AIM OF THE TASK:
Check every line in the listing below for "text". Copy the ones where it occurs.

════════════════════

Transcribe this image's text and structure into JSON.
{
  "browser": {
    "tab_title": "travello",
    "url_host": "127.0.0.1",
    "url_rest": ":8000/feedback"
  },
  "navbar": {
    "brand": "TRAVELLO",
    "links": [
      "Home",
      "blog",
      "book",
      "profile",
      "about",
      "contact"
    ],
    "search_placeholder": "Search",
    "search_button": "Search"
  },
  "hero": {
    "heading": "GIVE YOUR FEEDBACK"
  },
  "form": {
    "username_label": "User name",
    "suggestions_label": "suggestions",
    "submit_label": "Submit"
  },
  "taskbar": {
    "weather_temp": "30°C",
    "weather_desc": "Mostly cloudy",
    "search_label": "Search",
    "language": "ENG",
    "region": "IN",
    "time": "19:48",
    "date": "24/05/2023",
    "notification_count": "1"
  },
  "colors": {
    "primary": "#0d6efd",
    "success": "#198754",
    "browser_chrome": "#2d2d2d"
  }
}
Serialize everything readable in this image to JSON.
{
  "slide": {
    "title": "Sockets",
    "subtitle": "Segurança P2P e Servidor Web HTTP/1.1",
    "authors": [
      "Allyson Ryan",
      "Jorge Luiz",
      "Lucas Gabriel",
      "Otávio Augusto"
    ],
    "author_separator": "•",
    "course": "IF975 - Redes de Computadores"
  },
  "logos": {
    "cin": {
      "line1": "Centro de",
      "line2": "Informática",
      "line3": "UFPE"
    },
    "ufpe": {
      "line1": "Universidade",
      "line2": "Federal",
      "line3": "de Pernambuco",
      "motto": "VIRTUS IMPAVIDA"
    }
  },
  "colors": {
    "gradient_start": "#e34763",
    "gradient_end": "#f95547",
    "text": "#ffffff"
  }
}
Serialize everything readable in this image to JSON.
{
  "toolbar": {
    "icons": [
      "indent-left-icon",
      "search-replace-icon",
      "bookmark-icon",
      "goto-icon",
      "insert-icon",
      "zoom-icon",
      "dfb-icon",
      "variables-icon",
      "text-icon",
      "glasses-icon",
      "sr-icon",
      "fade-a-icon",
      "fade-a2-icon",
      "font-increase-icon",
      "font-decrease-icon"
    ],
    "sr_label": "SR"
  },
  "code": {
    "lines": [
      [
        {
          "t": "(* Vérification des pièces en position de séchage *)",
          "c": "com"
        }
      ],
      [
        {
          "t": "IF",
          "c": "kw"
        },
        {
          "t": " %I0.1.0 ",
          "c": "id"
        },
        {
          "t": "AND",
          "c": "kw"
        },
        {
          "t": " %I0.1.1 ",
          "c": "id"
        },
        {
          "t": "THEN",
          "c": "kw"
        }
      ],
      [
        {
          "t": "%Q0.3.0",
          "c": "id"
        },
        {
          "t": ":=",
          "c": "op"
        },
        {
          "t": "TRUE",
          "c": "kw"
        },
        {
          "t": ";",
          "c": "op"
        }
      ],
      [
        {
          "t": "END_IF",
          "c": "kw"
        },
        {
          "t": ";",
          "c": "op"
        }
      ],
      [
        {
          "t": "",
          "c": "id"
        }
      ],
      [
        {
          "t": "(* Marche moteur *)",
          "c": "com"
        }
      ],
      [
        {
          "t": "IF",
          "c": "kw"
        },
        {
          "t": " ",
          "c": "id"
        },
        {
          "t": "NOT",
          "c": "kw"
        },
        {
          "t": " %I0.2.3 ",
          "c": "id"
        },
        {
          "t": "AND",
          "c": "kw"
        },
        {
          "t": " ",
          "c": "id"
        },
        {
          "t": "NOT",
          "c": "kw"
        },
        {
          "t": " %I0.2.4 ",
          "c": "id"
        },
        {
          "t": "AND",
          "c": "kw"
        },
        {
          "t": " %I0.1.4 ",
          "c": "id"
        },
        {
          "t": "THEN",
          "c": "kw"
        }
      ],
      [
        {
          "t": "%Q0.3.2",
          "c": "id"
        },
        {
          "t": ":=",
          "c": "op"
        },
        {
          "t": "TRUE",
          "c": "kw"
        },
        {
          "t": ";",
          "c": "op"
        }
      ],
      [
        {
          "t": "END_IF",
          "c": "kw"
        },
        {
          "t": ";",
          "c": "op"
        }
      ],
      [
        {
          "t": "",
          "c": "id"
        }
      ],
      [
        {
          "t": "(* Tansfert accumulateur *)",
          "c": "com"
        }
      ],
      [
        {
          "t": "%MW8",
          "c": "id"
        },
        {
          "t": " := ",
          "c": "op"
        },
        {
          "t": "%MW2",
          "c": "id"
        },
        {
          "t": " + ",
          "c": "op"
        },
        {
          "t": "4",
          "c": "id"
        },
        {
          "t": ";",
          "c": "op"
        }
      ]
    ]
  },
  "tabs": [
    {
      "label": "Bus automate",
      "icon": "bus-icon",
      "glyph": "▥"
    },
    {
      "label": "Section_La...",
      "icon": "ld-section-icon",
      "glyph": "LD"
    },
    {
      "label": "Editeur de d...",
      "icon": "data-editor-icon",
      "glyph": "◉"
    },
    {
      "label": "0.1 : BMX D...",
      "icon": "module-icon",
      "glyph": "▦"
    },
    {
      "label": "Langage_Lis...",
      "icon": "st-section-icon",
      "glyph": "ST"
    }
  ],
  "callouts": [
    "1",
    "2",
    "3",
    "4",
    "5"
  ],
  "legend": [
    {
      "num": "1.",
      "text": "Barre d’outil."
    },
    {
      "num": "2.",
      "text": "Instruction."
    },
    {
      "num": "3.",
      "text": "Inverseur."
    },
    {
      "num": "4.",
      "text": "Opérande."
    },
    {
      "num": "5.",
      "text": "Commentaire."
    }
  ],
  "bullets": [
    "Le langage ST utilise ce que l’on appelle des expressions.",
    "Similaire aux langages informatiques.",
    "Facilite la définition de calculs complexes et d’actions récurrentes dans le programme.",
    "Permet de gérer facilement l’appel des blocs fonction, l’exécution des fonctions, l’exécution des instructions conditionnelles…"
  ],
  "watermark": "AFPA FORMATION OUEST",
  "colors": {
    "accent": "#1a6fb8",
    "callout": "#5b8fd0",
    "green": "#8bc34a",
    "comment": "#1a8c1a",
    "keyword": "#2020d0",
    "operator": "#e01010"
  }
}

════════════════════

SOLUTION TO THIS TASK:
Transcribe this image's text and structure into JSON.
    "text": "#ffffff"
      "text-icon",
      "text": "Barre d’outil."
      "text": "Instruction."
      "text": "Inverseur."
      "text": "Opérande."
      "text": "Commentaire."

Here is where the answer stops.